Wednesday, November 08, 2006

21-year-old dies driving 192mph super-racer on A16

How tragic to read of a 21-year-old killed while driving a Lamborghini sports car on our local roads.

When I saw the horrific wreck on the front page of this week’s Lincolnshire Free Press, I thought the car looked more suited to a racetrack than the A16 at Spalding where the tragedy happened.

Charlotte Chinn was driving her husband’s car on Saturday evening when it collided with a Ford Fiesta. The 17 year old Fiesta driver had to be cut out of the wreckage by fire-fighters. He has since been released from Boston hospital.

I looked up the Lamborghini sales brochure on the internet. The car Charlotte was driving appears to be a Gallardo model, a extreme lightweight compact two-seater supersports, powered by a massive V10, five-litre engine. One of its selling points is that is
as suitable for driving on race tracks as it is on long distance journeys and city roads
The £130,000 supercar produces a staggering 500 brake horse power – ten times more powerful than a standard Fiesta!

The brochure also claims a top speed of a breath-taking 192 miles per hour.

For all I know, Charlotte may have been an qualified advanced driver or race-qualified in some way and there is of course no suggestion that either she or the Fiesta driver were breaking the speed limit.

In fact, I have no knowledge of the fatal crash other than what I have read in the Free Press, so perhaps I’ve already said enough, particularly at this time when her friends and family will still be trying to come to terms with such a terrible loss.

I believe Charlotte was the 58th victim to die this year on Lincolnshire's roads.

The 59th lost his life last night in Lincoln.

5 comments:

Mark said...

As you say, we've no idea of the cause or the crash or, in particular, whether either car was speeding, but I do wonder whether such a small, lightweight contraption can ever protect the occupant(s) from any collision. Even if both cars were travelling within the speed limit, a head-on collision will have a closing speed of 120mph! In such a vehicle (which could well be mid-engined, with the mass of a 5-litre power plant behind the driver), that does not bear thinking about.

It is very sad indeed, especially for her husband, whose vehicle it was. He must be feeling quite dreadful.

No doubt the facts will come out in due course, but nothing will change the tragedy of the loss of another local young life on the local roads.

Anonymous said...
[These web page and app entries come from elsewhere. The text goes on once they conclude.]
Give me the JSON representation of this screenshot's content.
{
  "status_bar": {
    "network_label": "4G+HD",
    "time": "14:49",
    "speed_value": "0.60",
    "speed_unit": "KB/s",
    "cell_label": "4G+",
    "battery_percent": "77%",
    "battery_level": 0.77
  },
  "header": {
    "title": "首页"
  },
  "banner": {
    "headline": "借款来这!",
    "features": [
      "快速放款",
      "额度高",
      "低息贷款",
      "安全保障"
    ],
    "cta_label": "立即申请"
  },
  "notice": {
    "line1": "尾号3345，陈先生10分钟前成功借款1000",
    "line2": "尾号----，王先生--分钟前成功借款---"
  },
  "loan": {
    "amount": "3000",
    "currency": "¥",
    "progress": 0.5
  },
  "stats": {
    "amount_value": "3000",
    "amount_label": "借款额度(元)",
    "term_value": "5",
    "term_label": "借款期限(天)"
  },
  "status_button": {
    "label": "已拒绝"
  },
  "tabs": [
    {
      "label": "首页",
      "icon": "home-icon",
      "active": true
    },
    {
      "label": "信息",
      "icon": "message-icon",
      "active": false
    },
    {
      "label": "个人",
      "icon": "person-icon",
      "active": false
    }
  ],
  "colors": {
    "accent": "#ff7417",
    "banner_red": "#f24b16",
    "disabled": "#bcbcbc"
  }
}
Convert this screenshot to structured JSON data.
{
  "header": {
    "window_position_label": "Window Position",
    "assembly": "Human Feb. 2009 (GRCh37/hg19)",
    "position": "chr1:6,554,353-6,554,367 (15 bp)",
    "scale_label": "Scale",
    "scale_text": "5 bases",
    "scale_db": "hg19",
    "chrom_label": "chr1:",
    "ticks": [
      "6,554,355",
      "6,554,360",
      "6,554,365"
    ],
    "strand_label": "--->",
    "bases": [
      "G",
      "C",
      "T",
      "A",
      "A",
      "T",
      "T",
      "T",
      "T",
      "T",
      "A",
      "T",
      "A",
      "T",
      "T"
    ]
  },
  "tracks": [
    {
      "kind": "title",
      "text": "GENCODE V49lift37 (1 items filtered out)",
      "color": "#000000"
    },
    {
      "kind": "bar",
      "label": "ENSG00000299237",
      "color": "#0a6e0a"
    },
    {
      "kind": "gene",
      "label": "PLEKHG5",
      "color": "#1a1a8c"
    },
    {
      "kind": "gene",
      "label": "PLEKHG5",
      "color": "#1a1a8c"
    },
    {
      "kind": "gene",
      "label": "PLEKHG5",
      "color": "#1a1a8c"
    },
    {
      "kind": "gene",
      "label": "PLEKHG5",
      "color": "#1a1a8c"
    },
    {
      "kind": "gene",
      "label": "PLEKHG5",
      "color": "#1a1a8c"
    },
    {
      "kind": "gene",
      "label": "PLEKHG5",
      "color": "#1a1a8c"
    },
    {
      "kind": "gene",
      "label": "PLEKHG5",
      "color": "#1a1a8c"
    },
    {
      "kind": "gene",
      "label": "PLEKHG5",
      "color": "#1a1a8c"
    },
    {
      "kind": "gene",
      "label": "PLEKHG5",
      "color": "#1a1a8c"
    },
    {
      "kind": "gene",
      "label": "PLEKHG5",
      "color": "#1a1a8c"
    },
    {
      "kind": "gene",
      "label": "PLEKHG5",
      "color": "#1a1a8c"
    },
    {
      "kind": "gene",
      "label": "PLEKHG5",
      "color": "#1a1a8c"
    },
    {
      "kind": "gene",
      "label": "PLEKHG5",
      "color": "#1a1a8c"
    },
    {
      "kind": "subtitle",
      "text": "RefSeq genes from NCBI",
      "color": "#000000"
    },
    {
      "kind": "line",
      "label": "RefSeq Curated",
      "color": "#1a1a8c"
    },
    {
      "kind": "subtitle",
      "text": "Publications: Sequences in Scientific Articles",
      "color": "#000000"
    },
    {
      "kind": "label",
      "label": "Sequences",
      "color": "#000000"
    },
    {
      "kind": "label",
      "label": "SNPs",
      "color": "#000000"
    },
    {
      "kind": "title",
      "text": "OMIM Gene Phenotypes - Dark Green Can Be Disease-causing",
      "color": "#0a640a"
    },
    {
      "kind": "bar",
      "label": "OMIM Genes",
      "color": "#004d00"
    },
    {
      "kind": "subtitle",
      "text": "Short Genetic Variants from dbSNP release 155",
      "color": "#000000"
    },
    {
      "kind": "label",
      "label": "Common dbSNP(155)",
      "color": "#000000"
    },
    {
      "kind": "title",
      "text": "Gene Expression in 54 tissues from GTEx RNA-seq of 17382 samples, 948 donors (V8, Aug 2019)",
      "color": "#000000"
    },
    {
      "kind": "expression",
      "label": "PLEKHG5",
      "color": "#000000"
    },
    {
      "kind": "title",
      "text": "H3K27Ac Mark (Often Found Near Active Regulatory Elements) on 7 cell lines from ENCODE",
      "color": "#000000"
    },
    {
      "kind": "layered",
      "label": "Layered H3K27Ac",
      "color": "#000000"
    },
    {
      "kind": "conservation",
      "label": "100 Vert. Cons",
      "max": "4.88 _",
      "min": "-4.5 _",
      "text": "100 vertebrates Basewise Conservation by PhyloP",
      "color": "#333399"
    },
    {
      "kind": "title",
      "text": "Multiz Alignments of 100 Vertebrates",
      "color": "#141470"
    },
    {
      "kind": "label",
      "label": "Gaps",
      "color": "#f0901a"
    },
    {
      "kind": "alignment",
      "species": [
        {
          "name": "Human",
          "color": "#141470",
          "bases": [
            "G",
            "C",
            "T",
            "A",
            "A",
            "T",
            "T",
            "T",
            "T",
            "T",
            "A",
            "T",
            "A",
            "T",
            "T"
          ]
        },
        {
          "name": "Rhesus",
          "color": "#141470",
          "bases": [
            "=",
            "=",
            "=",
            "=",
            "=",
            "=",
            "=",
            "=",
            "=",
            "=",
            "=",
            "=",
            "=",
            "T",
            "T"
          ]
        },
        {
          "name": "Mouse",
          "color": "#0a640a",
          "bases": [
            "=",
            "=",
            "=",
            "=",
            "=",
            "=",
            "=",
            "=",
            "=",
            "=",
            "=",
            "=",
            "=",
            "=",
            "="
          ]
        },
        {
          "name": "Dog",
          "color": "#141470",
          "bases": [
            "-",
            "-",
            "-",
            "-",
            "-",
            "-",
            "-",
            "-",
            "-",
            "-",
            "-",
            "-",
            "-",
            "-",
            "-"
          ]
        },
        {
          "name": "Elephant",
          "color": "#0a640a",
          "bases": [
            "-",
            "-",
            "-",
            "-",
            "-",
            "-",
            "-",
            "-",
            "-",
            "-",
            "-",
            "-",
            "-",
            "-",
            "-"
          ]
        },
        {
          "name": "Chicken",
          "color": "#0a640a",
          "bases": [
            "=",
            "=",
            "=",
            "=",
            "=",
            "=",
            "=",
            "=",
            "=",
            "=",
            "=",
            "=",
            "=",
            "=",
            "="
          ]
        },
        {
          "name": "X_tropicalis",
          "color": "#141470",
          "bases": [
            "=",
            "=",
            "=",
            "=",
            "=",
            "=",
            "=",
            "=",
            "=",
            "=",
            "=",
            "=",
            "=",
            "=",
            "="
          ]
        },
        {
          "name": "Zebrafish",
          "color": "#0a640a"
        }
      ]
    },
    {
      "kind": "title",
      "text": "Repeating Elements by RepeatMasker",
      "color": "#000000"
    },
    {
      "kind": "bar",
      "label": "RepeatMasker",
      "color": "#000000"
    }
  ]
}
I too read the Lincolnshire Free Press and this is a very sad story - hardly a suitable car to be driving on our roads i fear.Obviously it must be particularly distressing for her husband and family and such a waste of such a young life.On another subject whilst flicking through the paper I saw a big advert on the jobs today page from the appointments commission advertising for a new non executive board for the United Lincolnshire Hospitals Trust.Ive been away for a while - have i missed something on the hospital story - what happened to the old board and are things getting resolved at ULHT or is it still the mess it was earlier this year.Any thoughts anyone?

fairdealphil said...

mark:

thank you for your comment.

i can confirm that the massive 5-litre 'power plant' in this superlight-weight sports model is 'mid-engined.

Anonymous said...

im sorry but all those of you who are commenting on the fact that should she have been driving the lambo at only 21, dont tell me if u had the chance to have it you woundnt do the same! she wasnt speeding as she had only just pulled out of a junction! there alot of people who are deeply upset and it would have made no difference what car she was driving would it, it was a tragic accident and i feel to sorry for all her family and friends!! what happendend couldnt be helped! and i think her husband has much more to worry about than his car, if she wasnt safe he wouldnt have let her drive it!

Mark said...

I have made no comment whatsoever on who should have been driving what and at what speed. Can I make that clear, please? I have no idea of the cause of the accident, but I do believe that a vehicle of that construction is a very unfortunate one in which to have had the accident - but I am even prepared to be proved wrong about that. I do believe that it is a terrible, terrible tragedy.